An exact reprint of all the records is the expected answer.

(Website and app data records)
========================================================================

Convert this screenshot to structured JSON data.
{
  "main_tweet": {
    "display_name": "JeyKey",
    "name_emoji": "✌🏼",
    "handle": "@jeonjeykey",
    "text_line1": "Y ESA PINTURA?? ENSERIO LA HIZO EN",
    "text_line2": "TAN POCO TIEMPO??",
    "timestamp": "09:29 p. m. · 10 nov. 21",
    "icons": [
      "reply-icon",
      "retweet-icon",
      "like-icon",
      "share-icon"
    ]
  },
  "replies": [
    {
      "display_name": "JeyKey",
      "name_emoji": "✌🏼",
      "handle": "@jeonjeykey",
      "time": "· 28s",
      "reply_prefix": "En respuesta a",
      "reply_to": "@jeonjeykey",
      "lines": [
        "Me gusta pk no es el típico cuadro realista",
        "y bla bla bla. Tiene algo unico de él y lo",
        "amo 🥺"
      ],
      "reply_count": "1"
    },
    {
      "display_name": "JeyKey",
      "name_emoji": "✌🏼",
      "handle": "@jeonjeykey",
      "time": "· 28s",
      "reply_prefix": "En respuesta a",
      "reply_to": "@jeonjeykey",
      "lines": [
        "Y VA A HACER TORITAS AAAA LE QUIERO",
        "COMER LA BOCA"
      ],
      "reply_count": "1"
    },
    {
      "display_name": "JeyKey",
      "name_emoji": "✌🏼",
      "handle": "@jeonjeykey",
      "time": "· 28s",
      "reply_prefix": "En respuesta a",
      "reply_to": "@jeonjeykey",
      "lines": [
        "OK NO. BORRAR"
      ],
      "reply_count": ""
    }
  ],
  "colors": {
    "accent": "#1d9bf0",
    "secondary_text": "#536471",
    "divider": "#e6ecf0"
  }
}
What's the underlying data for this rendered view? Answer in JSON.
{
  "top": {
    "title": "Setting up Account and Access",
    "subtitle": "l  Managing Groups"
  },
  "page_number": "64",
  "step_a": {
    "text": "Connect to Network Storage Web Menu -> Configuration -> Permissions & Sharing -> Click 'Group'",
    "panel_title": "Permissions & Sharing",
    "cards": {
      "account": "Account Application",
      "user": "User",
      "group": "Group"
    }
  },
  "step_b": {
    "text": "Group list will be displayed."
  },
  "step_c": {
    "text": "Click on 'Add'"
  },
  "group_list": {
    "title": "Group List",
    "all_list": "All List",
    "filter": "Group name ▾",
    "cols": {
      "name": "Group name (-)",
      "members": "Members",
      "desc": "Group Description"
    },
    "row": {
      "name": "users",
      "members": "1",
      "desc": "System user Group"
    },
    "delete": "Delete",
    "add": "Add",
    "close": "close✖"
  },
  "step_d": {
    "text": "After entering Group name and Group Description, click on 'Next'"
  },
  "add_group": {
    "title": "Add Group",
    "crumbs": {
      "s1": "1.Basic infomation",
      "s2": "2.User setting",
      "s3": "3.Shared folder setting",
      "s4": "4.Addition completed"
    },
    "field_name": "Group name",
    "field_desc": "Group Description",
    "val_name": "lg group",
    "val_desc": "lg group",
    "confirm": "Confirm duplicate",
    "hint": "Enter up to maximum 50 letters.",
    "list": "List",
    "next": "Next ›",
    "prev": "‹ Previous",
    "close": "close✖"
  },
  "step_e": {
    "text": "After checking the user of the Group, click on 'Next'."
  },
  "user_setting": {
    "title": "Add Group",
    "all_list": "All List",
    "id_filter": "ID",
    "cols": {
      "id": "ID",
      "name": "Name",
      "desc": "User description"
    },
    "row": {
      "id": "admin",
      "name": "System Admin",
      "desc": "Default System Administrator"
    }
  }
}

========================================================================

* **TASK OUTPUT**:
Convert this screenshot to structured JSON data.
{
  "main_tweet": {
    "display_name": "JeyKey",
    "name_emoji": "✌🏼",
    "handle": "@jeonjeykey",
    "text_line1": "Y ESA PINTURA?? ENSERIO LA HIZO EN",
    "text_line2": "TAN POCO TIEMPO??",
    "timestamp": "09:29 p. m. · 10 nov. 21",
    "icons": [
      "reply-icon",
      "retweet-icon",
      "like-icon",
      "share-icon"
    ]
  },
  "replies": [
    {
      "display_name": "JeyKey",
      "name_emoji": "✌🏼",
      "handle": "@jeonjeykey",
      "time": "· 28s",
      "reply_prefix": "En respuesta a",
      "reply_to": "@jeonjeykey",
      "lines": [
        "Me gusta pk no es el típico cuadro realista",
        "y bla bla bla. Tiene algo unico de él y lo",
        "amo 🥺"
      ],
      "reply_count": "1"
    },
    {
      "display_name": "JeyKey",
      "name_emoji": "✌🏼",
      "handle": "@jeonjeykey",
      "time": "· 28s",
      "reply_prefix": "En respuesta a",
      "reply_to": "@jeonjeykey",
      "lines": [
        "Y VA A HACER TORITAS AAAA LE QUIERO",
        "COMER LA BOCA"
      ],
      "reply_count": "1"
    },
    {
      "display_name": "JeyKey",
      "name_emoji": "✌🏼",
      "handle": "@jeonjeykey",
      "time": "· 28s",
      "reply_prefix": "En respuesta a",
      "reply_to": "@jeonjeykey",
      "lines": [
        "OK NO. BORRAR"
      ],
      "reply_count": ""
    }
  ],
  "colors": {
    "accent": "#1d9bf0",
    "secondary_text": "#536471",
    "divider": "#e6ecf0"
  }
}
What's the underlying data for this rendered view? Answer in JSON.
{
  "top": {
    "title": "Setting up Account and Access",
    "subtitle": "l  Managing Groups"
  },
  "page_number": "64",
  "step_a": {
    "text": "Connect to Network Storage Web Menu -> Configuration -> Permissions & Sharing -> Click 'Group'",
    "panel_title": "Permissions & Sharing",
    "cards": {
      "account": "Account Application",
      "user": "User",
      "group": "Group"
    }
  },
  "step_b": {
    "text": "Group list will be displayed."
  },
  "step_c": {
    "text": "Click on 'Add'"
  },
  "group_list": {
    "title": "Group List",
    "all_list": "All List",
    "filter": "Group name ▾",
    "cols": {
      "name": "Group name (-)",
      "members": "Members",
      "desc": "Group Description"
    },
    "row": {
      "name": "users",
      "members": "1",
      "desc": "System user Group"
    },
    "delete": "Delete",
    "add": "Add",
    "close": "close✖"
  },
  "step_d": {
    "text": "After entering Group name and Group Description, click on 'Next'"
  },
  "add_group": {
    "title": "Add Group",
    "crumbs": {
      "s1": "1.Basic infomation",
      "s2": "2.User setting",
      "s3": "3.Shared folder setting",
      "s4": "4.Addition completed"
    },
    "field_name": "Group name",
    "field_desc": "Group Description",
    "val_name": "lg group",
    "val_desc": "lg group",
    "confirm": "Confirm duplicate",
    "hint": "Enter up to maximum 50 letters.",
    "list": "List",
    "next": "Next ›",
    "prev": "‹ Previous",
    "close": "close✖"
  },
  "step_e": {
    "text": "After checking the user of the Group, click on 'Next'."
  },
  "user_setting": {
    "title": "Add Group",
    "all_list": "All List",
    "id_filter": "ID",
    "cols": {
      "id": "ID",
      "name": "Name",
      "desc": "User description"
    },
    "row": {
      "id": "admin",
      "name": "System Admin",
      "desc": "Default System Administrator"
    }
  }
}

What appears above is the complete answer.